Selling value is always valuable
Looking at the title of this column, you might be saying to yourself, “Thank you, Captain Obvious,” but stop and think for a minute. What can you offer that goes way beyond the product itself? What can you offer that will get your customer thinking beyond price issues? What do you have to offer that will make your customer tremble with terror when his CPA suggests dumping you because your prices are 20% higher than anyone else’s? And what drives your customer to tell his CPA to forget it, because he considers your products, services, and—most importantly—your overall value to him to be so strong that he does not want to live without your company at any cost? That is true value, and that is why selling value is so important—not only to your customer, but to you as well.
Check out Tom Hopkins’ great book on customer service, The Art of Selling. Hopkins has coined the phrase “The 7 Cs of Customer service,” which he described in a recent blog post:
The first C stands for Concern. I think people want to know that you are more concerned with serving them, helping them, and that they are happy, and want a long term relationship with you than you are with making the sale and getting the check. They want to feel that concern and many people in sales don’t get the dollar signs out of their eyes. If a person feels you need the sale and they feel pressure to purchase a product they’re not ready to commit to, they will fight you because they want your concern.
The second C is Competence. People demand competence and they deserve it. Clients expect you to be an expert. They want you to know your trade and your profession. They want to be able to rely on your professionalism.
The third C is Courtesy. Great people in sales are very polite. They are concerned about their manners, and they are very concerned about their vocabularies. They don’t in any way insult a person’s values by saying anything that might offend them. Our society is constantly changing its expectations for business behavior. Sadly, those expectations are often lowered, but I believe the highest paid people in business are very polite, very courteous and watch their vocabularies so they don’t insult the values of the people they are speaking with.
The fourth C is Commitment. This is one I find lacking in the business today. People are not willing to commit and dedicate themselves to becoming the very best in their industries. As you read this, I hope you realize that the top professionals make a commitment—it’s called being willing to get out of balance for a period of time so that someday they can have complete balance. I believe in balance in our lives today, but I also believe that in building a business you have to be willing to spend some time out of balance. That means if you have a family, you need to sit down with the family and say, “We are going to commit 24 months of putting in more time and effort. And, if I do everything that I have to do as a professional, I can work less time with much more income for the family. This will come about only because we are willing to make this commitment.”

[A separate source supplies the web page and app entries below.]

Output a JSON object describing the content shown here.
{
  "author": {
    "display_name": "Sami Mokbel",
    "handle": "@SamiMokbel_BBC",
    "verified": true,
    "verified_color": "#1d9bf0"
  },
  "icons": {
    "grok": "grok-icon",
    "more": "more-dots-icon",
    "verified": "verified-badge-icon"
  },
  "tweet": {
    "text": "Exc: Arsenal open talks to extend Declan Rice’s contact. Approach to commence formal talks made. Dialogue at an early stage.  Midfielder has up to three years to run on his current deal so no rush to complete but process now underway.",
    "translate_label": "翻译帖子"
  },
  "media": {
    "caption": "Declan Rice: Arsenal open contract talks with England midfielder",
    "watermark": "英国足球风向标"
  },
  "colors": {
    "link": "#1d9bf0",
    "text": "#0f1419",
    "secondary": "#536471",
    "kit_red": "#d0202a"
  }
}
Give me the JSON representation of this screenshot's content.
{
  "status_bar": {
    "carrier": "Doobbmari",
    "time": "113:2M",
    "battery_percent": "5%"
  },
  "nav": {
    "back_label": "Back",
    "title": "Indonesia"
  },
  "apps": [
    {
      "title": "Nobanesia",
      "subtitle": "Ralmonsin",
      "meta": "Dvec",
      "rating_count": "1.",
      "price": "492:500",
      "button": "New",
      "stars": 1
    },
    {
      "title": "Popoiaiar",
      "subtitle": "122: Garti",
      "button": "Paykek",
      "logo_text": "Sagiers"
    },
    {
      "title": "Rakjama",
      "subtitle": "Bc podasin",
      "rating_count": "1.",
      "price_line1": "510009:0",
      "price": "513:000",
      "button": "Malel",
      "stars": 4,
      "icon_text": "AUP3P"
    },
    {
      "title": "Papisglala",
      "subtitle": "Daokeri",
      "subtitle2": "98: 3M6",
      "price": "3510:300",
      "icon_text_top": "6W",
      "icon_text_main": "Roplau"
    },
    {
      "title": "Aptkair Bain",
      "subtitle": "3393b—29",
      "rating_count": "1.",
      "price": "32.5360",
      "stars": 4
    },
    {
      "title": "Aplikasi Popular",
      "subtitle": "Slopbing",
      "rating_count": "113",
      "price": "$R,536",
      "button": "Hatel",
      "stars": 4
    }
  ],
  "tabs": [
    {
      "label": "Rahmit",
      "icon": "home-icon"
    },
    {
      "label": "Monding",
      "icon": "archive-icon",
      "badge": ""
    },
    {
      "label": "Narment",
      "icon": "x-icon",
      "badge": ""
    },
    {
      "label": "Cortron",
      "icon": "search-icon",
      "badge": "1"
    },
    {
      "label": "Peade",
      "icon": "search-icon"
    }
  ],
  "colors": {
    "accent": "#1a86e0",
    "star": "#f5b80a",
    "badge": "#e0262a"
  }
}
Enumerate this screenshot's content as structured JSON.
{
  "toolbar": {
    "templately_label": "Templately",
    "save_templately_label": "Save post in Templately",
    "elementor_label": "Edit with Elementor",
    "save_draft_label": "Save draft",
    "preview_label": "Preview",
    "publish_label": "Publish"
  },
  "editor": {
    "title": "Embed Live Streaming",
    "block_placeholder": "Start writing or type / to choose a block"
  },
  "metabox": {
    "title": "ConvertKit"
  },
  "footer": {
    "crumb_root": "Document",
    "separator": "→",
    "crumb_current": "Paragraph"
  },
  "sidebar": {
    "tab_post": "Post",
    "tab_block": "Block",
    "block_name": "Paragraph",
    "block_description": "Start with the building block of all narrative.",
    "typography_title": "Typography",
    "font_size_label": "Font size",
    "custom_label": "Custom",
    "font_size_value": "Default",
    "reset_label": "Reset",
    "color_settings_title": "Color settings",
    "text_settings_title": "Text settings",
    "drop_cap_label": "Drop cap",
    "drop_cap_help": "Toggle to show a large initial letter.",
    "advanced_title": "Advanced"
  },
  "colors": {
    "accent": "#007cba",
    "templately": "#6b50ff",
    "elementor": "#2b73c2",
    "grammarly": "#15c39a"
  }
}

The fifth C is Composure. It’s important that we don’t allow ourselves to get upset and frustrated with this business. Realize that you are in the people business and have chosen the vehicle of your particular industry to serve the needs of others. In the people business you can get messed up if you don’t keep your composure.
The sixth C is Consistency. Every professional I have ever trained who has gone on to be one of the best is consistent. Those pros know exactly how many contacts they need to make each day. They know exactly the number of calls, exactly the number of people they are going to visit, which will result in so many products sold and they make that commitment to consistency.
The seventh C is Creativity. The people I meet who do the best are very creative. In other words, if they have a challenge, they overcome it by being creative. If something is wrong in their lives, they handle it by being creative. If you have a sale that is about to fall out or cancel, get creative. If it doesn’t go through, don’t get depressed—become more creative. Approach it with the attitude that you will take what you learn from this opportunity and develop your creativity.
By concentrating on your buyers’ needs and giving them the proper service they deserve, you’ll develop a career that will support you and your loved ones for a lifetime! (Copyright Tom Hopkins International Inc.)
This is fantastic stuff, man. And here is what we need to do. We need to follow Tom’s rules to a T and come up with some ideas of our own.
Here are a couple that I have personally used over the years:
- If your company messes something up like a field reject, a quality issue, or a late delivery, and the customer is really upset, then get over there. Drop what you are doing and go visit that customer and talk to him face to face. It may provide him with nothing more than a live butt to kick or a live person to yell at, but it will be worth it in the long run. He will remember your courage and caring enough to come and see him live and in person. Yes, he will respect you in the morning.
- Here is another one. Living in New England where it snows once in a while, I always made a point to get in my Jeep and visit customers during those storms. Man, did that impress them! They talked about that for years and established my reputation as a guy who would go to any lengths to service his customers.
And there are numerous stories of people going to great lengths, chartering a plane, driving all night, doing whatever they could to dramatically deliver product on time.
These stories not only exemplify great customer service, they also become a part of your reputation as an outstanding customer service company. And that is really what customer service is all about. It’s only common sense.